He was a coach who, after a brief spell with Burnley, took the unfashionable Bournemouth to back-to-back promotions and established it as a Premier League team.
One bad season, as can often be the case, resulted in relegation, but it did not wipe out all of those previous successes.
But the recency bias was so severe it meant pundits lined up to suggest Howe’s style of play would somehow be too soft and pretty to survive the relegation dogfight he was entering with Newcastle.
“I questioned the fact that, despite playing beautiful football under Howe, the Cherries shipped so many goals and why he never worked out how to stop it,” said Collymore “He wasn’t pragmatic enough. Both he and his old club paid the price for that with relegation.”
To suggest a manager whose entire career was built on overcoming a 17-point deficit in the third tier of English soccer, a place, especially in the era Howe was coaching, as unforgiving as any around, was just ludicrous.
But Collymore’s shortsightedness is not an anomaly, it is reflective of the same bias which sees Howe favorably compared to Guardiola.
No Credit For Creating A GOAT
The Catalan has been so successful with Manchester City that the respect in which his achievements are held seems to be diminished with every trophy earned.
He is ‘expected’ to win the league and therefore any setback overcome, tactical innovation implemented or player improvement is somehow not as great an achievement.
This lens not only applies to City, it can be seen in the appreciation of his past work with Barcelona too.
Rarely if ever does Guardiola get the credit for turning Andreas Iniesta and Xavi Hernandez into two of the greatest midfielders of all time.
But it was his system that enabled those two diminutive stars to flourish into legends.
Likewise building a team around Lionel Messi in a central role with the benefit of hindsight sounds glaringly obvious, but it is frequently forgotten Guardiola jettisoned the far more established Samuel Eto’o and Zlatan Ibrahimovic to do so.
Those choices were a huge risk and at the time heavily criticized. Yet they enabled Messi to become the greatest of all time.
With the greatest respect being polite Howe simply doesn’t have that on his CV yet.
After seven years of steady success, it’s easy to forget Manchester City was not the consistent winning machine Guardiola turned them into when he arrived. During that near decade, the list of players he’s elevated to amongst the best in the world is lengthy.
We take it for granted Kevin De Bruyne or Bernardo Silva are almost untouchable, but when Guardiola began working with them they were not.
The trouble is, especially in England, if you make good players world-class and world-class players the greatest of all time you will not receive the same accolades as if you elevate a poor or average talent.

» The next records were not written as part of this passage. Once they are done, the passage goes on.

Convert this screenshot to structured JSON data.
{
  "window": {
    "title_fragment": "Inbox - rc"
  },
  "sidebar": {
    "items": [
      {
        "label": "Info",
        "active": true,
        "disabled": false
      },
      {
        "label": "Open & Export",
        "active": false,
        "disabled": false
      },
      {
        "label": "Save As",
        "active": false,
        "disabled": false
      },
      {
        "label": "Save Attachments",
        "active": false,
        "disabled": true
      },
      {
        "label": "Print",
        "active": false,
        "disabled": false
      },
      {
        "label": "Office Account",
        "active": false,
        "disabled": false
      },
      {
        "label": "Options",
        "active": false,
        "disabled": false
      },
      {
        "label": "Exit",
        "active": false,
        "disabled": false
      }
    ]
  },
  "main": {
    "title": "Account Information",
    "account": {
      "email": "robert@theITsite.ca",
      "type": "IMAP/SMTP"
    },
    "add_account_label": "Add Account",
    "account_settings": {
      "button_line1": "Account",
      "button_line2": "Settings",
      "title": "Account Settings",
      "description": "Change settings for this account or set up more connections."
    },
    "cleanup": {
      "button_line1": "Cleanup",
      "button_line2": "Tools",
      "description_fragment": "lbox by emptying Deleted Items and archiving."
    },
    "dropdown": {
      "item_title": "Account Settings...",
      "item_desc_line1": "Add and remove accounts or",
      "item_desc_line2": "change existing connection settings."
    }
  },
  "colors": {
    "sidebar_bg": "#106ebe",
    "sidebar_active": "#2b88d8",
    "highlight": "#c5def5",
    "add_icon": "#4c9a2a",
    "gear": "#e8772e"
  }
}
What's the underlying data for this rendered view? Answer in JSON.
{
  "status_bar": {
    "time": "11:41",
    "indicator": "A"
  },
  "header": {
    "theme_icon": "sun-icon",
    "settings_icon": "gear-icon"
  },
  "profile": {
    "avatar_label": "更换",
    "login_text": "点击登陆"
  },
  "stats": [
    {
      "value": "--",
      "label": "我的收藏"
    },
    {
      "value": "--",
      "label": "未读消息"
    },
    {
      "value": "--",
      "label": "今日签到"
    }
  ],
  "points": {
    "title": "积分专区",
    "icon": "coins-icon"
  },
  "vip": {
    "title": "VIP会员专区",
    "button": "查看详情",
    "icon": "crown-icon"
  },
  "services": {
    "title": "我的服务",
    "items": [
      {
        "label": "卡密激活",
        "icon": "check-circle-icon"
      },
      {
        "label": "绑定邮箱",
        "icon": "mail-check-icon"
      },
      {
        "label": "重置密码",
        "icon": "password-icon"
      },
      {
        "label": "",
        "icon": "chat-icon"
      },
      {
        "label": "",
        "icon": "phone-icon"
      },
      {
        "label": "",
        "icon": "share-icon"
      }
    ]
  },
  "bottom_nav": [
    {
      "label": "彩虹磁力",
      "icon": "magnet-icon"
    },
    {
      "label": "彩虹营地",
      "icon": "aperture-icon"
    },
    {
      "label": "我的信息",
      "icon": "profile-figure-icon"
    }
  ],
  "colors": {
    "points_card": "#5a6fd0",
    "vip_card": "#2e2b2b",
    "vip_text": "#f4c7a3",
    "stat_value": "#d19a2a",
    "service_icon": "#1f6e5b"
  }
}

Only the most obvious improvements are lauded to the extent they deserve, Claudio Raneiri’s title with Leicester City will probably continue to be heralded as the zenith of managerial greatness over anything Guardiola delivers.
But the reality is his achievements stand beside only a handful of coaches, like Johan Cruyff and Arrigo Sacchi, in their revolutionary impact on the game.
Perhaps Eddie Howe will go on to have a career that is up there with those coaches, but in the same way, as he shouldn’t judge him for one relegation with Bournemouth, let’s not jump overboard with the improvement he’s overseen with Newcastle.